    • Submitting claims for payment and remittance
    • Enrolling and dis-enrolling an individual in a health plan
    • Paying health care premiums
    • Checking eligibility for health care benefits and coverage
    • Requesting authorization for services
    • Responding to requests for additional information to support a claim.
    • Coordinating the processing of a claims across different insurance companies
    • Notifying the provider about the payment of a claim.

    The medical code sets that must be used for the transactions listed above are:

    • International Classification of Diseases (ICD-9-CM), for reporting diagnosis and inpatient hospital procedures.
    • Health Care Financing Administration Common Procedure Coding System (HCPCS) and the Current Procedure Terminology (CPT-IV), for provider and other medical services including outpatient hospital procedures.
    • National Drug Codes (NDC) for drugs and biologics
    • The American Dental Association's Codes on Dental Procedures and Nomenclature for dental services

  • Privacy:
    The Privacy Rule establishes standards to protect the confidentiality of personal health information. These standards set specific parameters in regards to:
    • The use and disclosure of health information.
    • Individual's rights to access their health information
    • Disclosure of health information to the minimum needed for the intended purpose
    • Penalties for intentionally disclosing health information or obtaining information under false pretenses.

  • Security:
    The proposed security rule establishes standards based on best business practices for safeguarding and protecting electronic health information systems from improper access or alteration. These practices include:
    • Development, implementation and enforcement of security policies and procedures.
    • Documentation of security management processes.
    • Certification and internal audit of system security
    • Implementation of physical access and audit controls

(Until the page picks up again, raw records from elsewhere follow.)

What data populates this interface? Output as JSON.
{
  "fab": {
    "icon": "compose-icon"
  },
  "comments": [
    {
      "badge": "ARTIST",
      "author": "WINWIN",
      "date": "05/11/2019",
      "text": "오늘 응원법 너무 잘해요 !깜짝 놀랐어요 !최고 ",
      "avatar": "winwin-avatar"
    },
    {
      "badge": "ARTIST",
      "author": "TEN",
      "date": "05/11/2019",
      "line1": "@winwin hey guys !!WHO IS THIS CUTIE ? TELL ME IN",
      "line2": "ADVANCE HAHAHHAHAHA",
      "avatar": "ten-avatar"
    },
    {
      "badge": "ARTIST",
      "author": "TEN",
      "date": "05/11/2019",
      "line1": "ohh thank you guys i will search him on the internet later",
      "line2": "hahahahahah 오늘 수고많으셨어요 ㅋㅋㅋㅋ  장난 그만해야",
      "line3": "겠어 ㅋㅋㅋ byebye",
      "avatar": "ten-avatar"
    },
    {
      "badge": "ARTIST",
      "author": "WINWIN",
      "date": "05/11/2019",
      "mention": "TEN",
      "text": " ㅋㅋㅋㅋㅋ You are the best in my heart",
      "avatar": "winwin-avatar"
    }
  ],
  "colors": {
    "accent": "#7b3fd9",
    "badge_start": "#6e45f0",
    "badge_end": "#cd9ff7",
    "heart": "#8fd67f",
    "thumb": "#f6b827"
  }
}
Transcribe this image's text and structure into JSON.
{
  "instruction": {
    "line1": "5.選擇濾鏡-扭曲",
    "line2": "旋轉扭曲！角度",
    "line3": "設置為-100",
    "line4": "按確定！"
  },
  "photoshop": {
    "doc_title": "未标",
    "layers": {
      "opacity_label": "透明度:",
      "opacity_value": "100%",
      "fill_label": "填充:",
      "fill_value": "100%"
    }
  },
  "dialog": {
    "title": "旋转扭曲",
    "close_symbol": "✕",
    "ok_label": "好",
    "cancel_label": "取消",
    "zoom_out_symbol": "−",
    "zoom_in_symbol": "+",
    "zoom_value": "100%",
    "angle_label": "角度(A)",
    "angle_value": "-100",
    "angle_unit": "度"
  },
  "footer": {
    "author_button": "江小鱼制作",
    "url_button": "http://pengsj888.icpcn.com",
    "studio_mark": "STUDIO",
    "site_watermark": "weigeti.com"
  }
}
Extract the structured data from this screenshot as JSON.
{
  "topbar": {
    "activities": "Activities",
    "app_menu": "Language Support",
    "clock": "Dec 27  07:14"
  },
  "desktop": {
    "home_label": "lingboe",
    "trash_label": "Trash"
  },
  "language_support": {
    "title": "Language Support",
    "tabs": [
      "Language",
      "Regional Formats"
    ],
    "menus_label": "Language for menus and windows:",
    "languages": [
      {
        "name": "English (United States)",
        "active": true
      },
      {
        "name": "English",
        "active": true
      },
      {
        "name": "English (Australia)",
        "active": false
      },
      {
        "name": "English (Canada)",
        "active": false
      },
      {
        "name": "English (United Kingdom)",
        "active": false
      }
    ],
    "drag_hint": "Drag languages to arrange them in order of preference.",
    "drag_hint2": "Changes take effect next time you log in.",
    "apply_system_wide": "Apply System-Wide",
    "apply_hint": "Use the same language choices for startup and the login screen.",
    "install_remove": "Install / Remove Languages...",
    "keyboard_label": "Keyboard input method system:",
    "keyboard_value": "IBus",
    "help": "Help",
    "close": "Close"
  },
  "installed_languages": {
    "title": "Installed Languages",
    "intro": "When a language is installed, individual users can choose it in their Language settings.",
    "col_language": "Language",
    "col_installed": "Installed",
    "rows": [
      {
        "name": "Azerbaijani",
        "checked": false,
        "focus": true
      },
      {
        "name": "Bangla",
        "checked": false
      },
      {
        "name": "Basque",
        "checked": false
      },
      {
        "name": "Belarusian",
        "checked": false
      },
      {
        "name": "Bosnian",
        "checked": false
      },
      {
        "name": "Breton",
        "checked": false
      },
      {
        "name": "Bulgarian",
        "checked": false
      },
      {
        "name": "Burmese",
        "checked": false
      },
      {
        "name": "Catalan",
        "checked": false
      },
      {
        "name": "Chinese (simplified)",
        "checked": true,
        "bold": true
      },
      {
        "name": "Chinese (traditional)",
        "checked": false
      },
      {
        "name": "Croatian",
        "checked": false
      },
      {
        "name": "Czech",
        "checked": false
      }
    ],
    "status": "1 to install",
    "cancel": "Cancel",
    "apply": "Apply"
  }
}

  • Unique Identifiers:
    HIPAA establishes national identification numbers for:
    • Employer Identifier Number: Adopts the existing Employer Identification Number (EIN) assigned by the Internal Revenue Service for employers in the health care industry as a unique identifier when conducting transactions for health plan enrollments/premium payments.
    • National Provider Identifier: Proposes use of a standard identifier for hospitals, doctors, nursing homes, and other health care providers when filing electronic claims with public and private insurance programs.
    • National Health Plan Identifier: Proposes a unique identifier for health plans, making it easier for health care providers to conduct transactions with different health plans.

Current Status:

 
 
Last Updated: 10/23/2007